“A special feature of the town is the old prison. It was erected without bars. The prisoners could freely walk around town and establish or maintain families here. They just had to return to the prison in the evening. Escapes were rare because of the remoteness of Mulegé. Until Mex 1 was paved, the area was surrounded by harsh desert for many miles. All prisoners had to agree to assist in tracking any escapist and assist in their capture. Today, the old prison is operated as a museum.” ….. and there was hell to pay if an escaped prisoner was brought back. Picture this: A twenty-five pound metal ball connected to your left foot by a chain and shackled onto bare skin. Then to add insult to injury a small drip of water fell from high up above directly onto your skull. This is the torture room that awaited escapees or other murderers that again murdered while in captivity. The womens prison room had doors; they were stacked three to a room; the same space, men had single cells. The mosquitoes were horrendous but, with hard work, the sleep of the dead comes easily.

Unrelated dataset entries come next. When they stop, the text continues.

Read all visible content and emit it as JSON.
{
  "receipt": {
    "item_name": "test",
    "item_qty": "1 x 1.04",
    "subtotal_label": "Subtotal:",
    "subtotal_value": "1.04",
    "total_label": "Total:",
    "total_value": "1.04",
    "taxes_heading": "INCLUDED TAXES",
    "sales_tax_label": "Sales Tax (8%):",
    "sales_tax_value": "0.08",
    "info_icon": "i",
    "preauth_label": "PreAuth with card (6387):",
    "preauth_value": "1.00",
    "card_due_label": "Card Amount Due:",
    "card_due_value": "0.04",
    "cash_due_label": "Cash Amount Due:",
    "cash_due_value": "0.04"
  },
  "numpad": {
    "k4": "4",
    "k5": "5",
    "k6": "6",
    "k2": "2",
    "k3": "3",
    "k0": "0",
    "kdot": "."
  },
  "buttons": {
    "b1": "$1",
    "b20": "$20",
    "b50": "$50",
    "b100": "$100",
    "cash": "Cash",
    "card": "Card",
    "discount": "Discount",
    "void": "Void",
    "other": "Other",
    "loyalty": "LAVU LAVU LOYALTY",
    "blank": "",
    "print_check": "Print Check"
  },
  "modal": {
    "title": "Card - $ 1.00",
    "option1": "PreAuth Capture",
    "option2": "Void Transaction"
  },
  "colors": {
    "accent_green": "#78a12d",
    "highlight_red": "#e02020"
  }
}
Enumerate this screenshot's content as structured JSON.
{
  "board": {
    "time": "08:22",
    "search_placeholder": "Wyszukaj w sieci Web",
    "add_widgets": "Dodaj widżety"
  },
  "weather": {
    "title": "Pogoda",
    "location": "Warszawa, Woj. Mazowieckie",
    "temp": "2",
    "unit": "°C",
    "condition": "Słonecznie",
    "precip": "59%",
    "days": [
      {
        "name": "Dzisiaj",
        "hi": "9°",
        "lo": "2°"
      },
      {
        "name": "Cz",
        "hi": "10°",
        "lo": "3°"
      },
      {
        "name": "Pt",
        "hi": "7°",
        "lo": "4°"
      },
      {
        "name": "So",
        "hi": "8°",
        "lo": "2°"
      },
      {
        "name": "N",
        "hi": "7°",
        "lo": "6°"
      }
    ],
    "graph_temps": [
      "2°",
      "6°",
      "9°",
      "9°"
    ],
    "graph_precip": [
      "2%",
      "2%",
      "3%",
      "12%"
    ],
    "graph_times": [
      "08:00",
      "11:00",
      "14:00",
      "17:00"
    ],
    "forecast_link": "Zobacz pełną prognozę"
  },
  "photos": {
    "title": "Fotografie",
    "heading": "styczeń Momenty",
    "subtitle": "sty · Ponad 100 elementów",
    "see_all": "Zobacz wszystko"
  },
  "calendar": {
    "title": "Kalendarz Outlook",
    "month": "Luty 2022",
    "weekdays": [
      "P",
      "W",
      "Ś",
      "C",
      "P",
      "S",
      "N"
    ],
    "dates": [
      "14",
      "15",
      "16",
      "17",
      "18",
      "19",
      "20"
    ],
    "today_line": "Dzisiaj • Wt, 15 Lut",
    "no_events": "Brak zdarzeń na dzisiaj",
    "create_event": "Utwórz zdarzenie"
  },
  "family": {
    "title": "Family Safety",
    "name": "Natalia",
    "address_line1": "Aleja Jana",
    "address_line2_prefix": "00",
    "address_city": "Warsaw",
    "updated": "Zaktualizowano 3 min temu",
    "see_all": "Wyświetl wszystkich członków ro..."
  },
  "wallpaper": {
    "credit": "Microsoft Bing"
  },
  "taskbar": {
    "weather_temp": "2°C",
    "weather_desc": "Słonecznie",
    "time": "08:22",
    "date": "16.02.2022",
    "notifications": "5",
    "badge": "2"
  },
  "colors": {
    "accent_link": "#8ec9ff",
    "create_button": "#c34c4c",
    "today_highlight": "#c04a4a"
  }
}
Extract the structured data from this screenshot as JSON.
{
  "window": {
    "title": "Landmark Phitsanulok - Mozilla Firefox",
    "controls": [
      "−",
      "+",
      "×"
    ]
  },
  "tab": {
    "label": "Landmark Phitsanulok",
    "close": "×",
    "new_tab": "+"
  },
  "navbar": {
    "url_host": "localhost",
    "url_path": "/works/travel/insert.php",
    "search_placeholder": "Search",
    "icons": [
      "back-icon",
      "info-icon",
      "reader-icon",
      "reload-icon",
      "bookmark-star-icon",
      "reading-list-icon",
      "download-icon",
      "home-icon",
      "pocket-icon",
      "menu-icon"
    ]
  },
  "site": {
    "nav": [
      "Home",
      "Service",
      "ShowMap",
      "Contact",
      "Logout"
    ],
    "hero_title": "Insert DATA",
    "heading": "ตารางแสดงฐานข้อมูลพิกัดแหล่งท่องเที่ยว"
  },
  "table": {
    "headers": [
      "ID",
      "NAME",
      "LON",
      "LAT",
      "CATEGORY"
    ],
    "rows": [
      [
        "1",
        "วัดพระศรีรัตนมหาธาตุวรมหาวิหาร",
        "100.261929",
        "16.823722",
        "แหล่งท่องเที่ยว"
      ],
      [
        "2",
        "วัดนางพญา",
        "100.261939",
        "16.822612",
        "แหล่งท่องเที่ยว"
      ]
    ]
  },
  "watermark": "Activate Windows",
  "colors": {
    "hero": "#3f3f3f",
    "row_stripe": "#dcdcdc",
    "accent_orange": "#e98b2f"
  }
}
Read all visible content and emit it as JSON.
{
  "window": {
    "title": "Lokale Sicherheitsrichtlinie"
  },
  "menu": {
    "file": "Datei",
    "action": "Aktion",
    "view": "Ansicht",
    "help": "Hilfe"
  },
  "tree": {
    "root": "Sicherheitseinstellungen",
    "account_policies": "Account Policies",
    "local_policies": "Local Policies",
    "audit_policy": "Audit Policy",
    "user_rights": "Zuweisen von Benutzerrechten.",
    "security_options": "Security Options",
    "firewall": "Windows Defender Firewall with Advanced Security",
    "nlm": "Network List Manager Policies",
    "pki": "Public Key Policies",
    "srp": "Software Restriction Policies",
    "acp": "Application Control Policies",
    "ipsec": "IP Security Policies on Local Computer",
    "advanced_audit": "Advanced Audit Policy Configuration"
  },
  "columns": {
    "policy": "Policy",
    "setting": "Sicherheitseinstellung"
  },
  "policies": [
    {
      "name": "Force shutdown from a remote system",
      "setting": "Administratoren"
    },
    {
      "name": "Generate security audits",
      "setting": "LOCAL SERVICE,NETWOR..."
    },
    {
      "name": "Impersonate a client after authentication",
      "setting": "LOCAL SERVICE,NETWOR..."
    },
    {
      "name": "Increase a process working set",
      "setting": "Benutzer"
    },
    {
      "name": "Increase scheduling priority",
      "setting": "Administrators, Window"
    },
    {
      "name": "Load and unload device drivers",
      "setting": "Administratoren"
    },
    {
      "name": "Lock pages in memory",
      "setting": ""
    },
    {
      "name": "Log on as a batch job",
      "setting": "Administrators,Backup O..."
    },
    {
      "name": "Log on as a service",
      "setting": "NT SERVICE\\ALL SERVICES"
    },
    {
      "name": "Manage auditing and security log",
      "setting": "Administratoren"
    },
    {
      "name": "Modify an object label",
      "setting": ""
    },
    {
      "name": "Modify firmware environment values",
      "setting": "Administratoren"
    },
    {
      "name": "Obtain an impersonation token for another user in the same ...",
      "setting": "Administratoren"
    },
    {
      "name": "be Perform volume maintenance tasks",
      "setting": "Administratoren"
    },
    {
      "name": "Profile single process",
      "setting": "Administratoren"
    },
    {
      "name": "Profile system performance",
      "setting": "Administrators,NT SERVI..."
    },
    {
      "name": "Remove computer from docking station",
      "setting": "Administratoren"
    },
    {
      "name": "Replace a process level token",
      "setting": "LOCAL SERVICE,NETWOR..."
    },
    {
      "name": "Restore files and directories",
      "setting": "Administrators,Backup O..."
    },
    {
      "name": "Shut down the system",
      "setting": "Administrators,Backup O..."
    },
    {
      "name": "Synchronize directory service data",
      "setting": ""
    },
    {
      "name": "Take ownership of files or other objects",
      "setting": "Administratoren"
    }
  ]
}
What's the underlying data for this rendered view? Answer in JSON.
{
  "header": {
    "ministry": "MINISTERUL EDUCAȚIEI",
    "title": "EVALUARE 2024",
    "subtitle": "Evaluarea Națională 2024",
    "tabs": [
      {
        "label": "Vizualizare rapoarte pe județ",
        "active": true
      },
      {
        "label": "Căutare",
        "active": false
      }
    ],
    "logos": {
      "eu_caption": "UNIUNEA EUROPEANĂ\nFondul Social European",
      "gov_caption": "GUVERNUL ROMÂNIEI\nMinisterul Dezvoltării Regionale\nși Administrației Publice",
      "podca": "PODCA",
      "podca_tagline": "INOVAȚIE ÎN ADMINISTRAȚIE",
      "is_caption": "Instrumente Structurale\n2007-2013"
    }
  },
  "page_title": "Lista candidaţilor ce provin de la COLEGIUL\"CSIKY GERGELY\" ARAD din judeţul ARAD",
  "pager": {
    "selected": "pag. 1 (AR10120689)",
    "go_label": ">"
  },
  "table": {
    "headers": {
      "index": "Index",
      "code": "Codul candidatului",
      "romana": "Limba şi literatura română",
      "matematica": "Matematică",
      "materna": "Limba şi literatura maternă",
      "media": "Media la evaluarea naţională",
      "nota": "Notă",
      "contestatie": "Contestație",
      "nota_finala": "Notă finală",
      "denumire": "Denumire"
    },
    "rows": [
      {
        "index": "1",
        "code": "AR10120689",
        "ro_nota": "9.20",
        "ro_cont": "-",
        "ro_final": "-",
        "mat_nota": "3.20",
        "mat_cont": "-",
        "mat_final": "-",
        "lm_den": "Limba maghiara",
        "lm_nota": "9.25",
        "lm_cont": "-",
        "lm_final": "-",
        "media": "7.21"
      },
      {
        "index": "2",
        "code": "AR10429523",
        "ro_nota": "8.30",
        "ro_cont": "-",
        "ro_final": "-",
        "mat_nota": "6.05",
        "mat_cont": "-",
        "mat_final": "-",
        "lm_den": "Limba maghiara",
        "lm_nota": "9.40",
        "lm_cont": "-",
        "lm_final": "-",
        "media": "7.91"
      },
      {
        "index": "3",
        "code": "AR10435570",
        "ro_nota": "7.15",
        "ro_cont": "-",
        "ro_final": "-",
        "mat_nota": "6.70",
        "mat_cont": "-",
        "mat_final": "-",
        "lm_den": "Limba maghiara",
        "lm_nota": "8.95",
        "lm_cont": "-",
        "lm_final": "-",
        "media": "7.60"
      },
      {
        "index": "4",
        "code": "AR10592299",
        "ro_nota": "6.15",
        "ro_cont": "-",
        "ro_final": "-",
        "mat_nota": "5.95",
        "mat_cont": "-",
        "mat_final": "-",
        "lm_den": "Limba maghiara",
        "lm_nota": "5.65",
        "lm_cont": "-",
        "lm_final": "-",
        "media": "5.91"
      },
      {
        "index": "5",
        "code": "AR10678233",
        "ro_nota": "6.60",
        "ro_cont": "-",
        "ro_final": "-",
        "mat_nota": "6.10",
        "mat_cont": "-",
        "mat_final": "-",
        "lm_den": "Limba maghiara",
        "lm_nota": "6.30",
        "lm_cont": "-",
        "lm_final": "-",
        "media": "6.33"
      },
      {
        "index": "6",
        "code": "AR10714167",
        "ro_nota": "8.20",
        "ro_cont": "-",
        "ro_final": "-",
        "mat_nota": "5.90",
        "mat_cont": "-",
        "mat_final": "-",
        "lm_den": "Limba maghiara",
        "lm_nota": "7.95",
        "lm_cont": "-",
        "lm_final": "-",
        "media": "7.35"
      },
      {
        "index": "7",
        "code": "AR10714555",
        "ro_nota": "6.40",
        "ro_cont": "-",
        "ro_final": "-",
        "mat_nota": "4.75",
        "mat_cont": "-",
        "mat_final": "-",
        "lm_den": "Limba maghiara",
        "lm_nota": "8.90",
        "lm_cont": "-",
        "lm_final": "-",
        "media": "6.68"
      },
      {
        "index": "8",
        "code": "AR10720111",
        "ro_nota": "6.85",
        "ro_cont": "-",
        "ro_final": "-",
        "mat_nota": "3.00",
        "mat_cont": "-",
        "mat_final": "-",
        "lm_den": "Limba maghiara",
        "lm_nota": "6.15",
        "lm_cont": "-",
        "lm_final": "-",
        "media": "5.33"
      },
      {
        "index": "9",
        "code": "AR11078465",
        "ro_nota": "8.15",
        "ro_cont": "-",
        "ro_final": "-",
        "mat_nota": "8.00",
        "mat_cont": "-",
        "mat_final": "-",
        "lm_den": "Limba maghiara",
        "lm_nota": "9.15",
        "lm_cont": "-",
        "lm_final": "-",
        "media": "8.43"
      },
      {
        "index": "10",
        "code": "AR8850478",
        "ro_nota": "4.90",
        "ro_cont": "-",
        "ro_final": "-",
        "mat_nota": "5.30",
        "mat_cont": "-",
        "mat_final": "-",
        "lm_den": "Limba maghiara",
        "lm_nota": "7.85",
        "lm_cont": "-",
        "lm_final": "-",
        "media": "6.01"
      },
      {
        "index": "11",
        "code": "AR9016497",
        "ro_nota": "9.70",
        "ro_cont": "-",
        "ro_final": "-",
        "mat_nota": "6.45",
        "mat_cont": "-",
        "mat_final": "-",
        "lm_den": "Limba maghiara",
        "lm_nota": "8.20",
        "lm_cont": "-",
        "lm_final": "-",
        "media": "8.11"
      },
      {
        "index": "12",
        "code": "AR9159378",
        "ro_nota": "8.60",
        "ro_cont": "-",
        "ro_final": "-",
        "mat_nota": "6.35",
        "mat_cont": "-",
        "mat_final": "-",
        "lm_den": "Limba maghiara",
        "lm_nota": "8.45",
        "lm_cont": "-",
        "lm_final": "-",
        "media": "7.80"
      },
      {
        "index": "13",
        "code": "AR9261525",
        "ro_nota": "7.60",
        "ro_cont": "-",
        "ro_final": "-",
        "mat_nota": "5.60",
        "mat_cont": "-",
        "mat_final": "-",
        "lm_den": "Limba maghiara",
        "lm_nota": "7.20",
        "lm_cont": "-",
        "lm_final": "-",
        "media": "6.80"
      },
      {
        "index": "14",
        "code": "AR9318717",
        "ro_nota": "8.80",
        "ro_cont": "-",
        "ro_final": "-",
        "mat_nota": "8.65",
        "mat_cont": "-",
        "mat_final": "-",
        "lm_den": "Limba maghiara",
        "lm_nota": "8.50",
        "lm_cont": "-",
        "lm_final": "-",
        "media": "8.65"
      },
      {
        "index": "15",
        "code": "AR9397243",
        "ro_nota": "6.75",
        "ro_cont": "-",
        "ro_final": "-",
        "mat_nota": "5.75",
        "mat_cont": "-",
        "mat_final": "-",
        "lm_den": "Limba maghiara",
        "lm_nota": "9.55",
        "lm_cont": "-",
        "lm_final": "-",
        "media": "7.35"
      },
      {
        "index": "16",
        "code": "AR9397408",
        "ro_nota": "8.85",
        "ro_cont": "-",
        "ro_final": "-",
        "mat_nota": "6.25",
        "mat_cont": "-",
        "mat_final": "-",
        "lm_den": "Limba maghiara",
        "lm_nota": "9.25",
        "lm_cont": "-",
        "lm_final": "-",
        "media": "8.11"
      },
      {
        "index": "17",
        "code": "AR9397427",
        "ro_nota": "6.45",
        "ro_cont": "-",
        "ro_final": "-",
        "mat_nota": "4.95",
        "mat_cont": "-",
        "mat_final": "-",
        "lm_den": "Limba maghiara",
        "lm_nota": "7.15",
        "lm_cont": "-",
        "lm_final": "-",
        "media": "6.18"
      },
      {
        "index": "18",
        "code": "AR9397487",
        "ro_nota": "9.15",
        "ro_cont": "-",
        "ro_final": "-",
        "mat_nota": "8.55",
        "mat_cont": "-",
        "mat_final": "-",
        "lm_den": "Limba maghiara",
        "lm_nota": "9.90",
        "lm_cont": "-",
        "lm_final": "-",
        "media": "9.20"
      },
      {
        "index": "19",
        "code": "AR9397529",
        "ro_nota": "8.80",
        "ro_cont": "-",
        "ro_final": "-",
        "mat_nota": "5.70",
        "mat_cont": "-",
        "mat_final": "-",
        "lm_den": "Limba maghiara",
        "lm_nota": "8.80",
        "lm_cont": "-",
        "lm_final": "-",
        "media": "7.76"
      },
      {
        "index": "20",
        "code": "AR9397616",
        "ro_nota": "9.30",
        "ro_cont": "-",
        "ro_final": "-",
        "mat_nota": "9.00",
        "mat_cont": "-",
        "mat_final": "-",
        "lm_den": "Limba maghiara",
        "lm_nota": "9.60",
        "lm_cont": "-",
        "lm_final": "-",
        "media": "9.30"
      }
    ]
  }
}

Strange what catches the eye while on a road trip. And yet, I passed many photo opportunities not taken, on this short road trip from Guerrero Negro to La Paz. One on the pacific side, the other on the Sea of Cortez.
The happy and not so happy cows I keep a sharp lookout for. The free range roaming ones, the baby cows. The road kill cows – today I saw one; or at least the hamburger part. Mexican highways use the bull on a diamond yellow triangle to warn. Gringos over the course of todays travel have also taken the time to add a pecker to this bull; also him peeing, pooping, puking and other creative sign art. This sign warns of the free range livestock that may include but, not limited to horses, donkeys, goat, dogs and even birds. The trees you see in the pictures above can also be considered free range. Several have absolutely taken over the house.